      4. 7.5.4 Intervallic contraction
      5. 7.5.5 Inversion
      6. 7.5.6 Retrograde
      7. 7.5.7 Sequence
      8. 7.5.8 Imitation
      9. 7.5.9 Repetition
    6. 7.6 Performance characteristics
      1. 7.6.1 Vibrato
      2. 7.6.2 Tremolo
      3. 7.6.3 Articulation
      4. 7.6.4 Dynamics
    7. 7.7 MIDI performance control
      1. 7.7.1 Note on/off
      2. 7.7.2 Note number
      3. 7.7.4 After-touch
      4. 7.7.5 Breath control
      5. 7.7.6 Patch change
      6. 7.7.7 DSP
    8. 7.8 Observations
      1. 7.8.1 Observations about timbre
      2. 7.8.2 Observations about melodic development
      3. 7.8.3 Observations about melodic motion
      4. 7.8.4 Observations about layering sounds
      5. 7.8.5 Observations about the string ensemble
    9. 7.9 Bibliography
  16. 8 Examining the roots of sampling
    1. 8.1 Timetable of processes
      1. 8.1.1 1950s–1960s
        1. Classic studio technique
        2. Musique concrete
        3. Electronic music (Elektronische Musik)
      2. 8.1.2 1970s–1980s
        1. Digital samples
      3. 8.1.3 1990s
        1. Wavetable synthesis
    2. 8.2 Timetable of historically innovative systems
      1. 8.2.1 Analog devices
      2. 8.2.2 Digital devices
        1. 1970s–2000s
    3. 8.3 Bibliography
  17. 9 Thoughts on the future of sampling

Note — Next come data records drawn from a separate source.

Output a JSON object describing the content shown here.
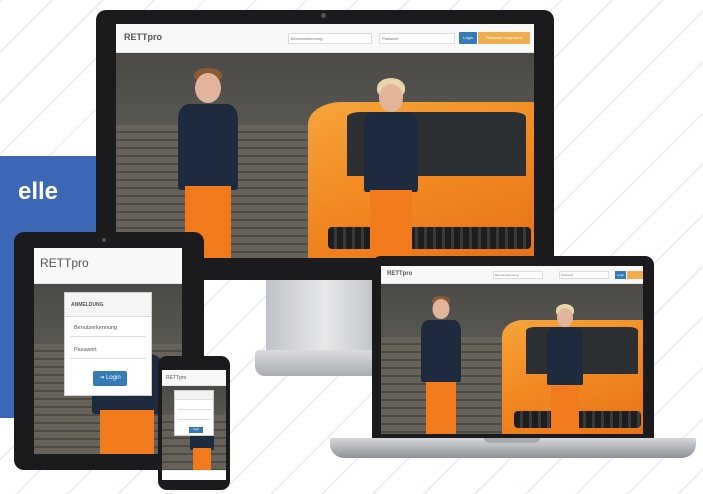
{
  "banner": {
    "text": "elle",
    "color": "#3d68b6"
  },
  "brand": "RETTpro",
  "desktop_nav": {
    "username_placeholder": "Benutzerkennung",
    "password_placeholder": "Passwort",
    "login_label": "Login",
    "forgot_label": "Passwort vergessen"
  },
  "tablet_login": {
    "header": "ANMELDUNG",
    "username_label": "Benutzerkennung",
    "password_label": "Passwort",
    "login_label": "Login"
  },
  "phone_login": {
    "login_label": "Login"
  },
  "colors": {
    "primary_button": "#337ab7",
    "warning_button": "#f0ad4e",
    "van_orange": "#f28a22",
    "uniform_navy": "#1e2a3d"
  },
  "icons": {
    "login_icon": "login-arrow-icon"
  }
}
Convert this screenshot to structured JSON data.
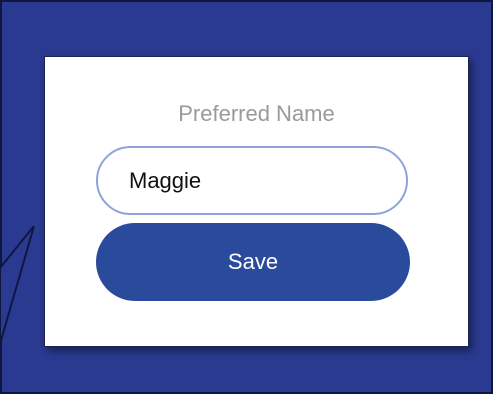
{
  "form": {
    "label": "Preferred Name",
    "name_value": "Maggie",
    "save_label": "Save"
  },
  "colors": {
    "background": "#2b3a91",
    "card": "#ffffff",
    "button": "#2a4a9c",
    "input_border": "#8ea4d8",
    "label_text": "#9a9a9a"
  }
}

    1. 9.1 Modeling and convolution meet sampling
    2. 9.2 Future uses of sampling
    3. 9.3 Summary
  18. Index